- Ensure terms, particularly regarding milestones, such as “go-live”, and “technical go-live” are clearly defined.
- Have full and frank conversation prior to entering into the contract, to ensure, whenever possible, both parties are confident and fully invested in the development method chosen (in this case, Topalsson alleged that Rolls-Royce’s decision to adopt a waterfall (and not an agile) method led to delay).
- Make sure that you rely on the correct grounds when exercising your rights to terminating the contract. If you rely on an incorrect ground, the other party can treat this as a repudiatory breach, terminate the contract, and claim damages from you. Further, it is very important to consider whether to rely on a contractual right and/or a common law right to terminate, as this may impact the measure of damages you can claim.

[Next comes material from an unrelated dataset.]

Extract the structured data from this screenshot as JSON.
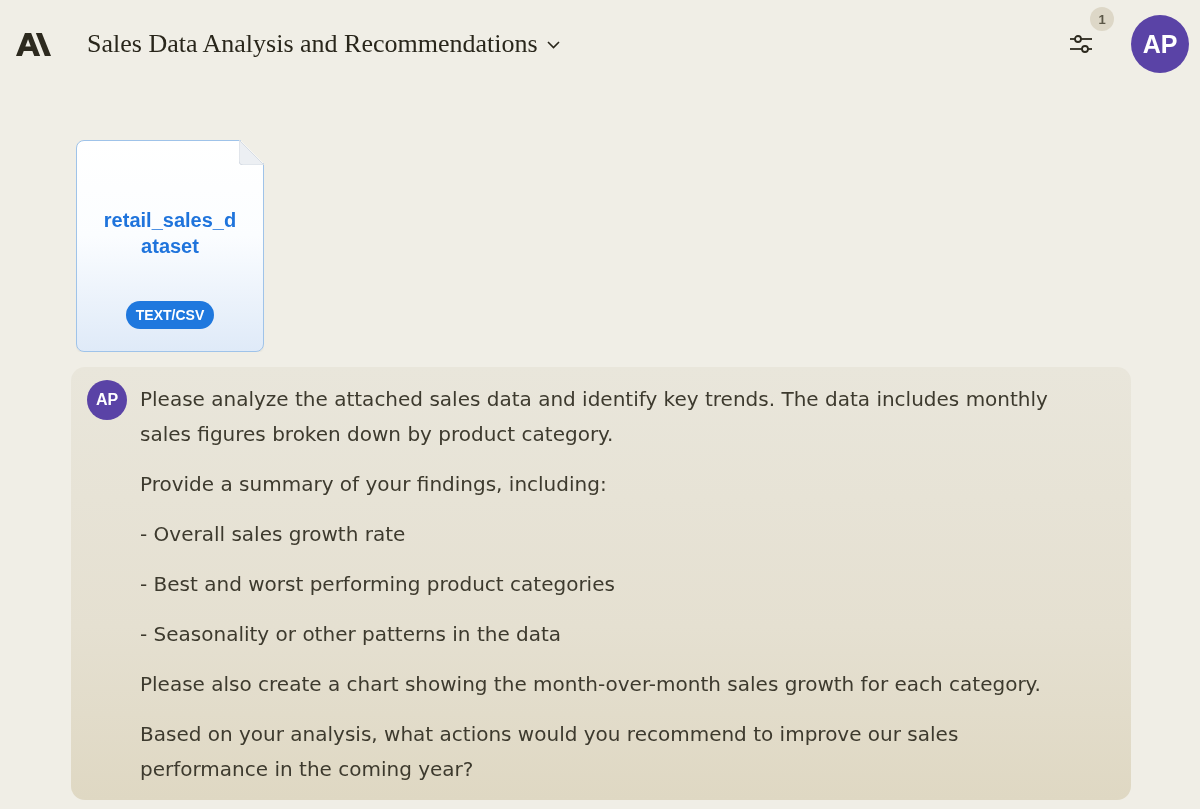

- Consider whether the contract includes a “time of the essence” clause, and whether that works in your favour.
- Ensure you are complying with your own obligations in order that you can rebut any attempt by the other party to blame you for any delay.
How we can help
Our specialist team of technology lawyers advise and support clients in a wide range of sectors on the procurement, delivery and management of ICT projects and systems both on the customer and supplier side, helping to avoid the sorts of issues that arose in this case.
If you have a project that is going wrong (or has already gone wrong), we can help with that too – our specialist technology disputes lawyers have substantial experience in disputes relating to IT architecture, hardware supply and maintenance, data centre and hosting agreements, software and licensing arrangements, telephony services, and IT consultancy, including issues around projects delays, missed milestones, missing functionality, and demands for additional charges.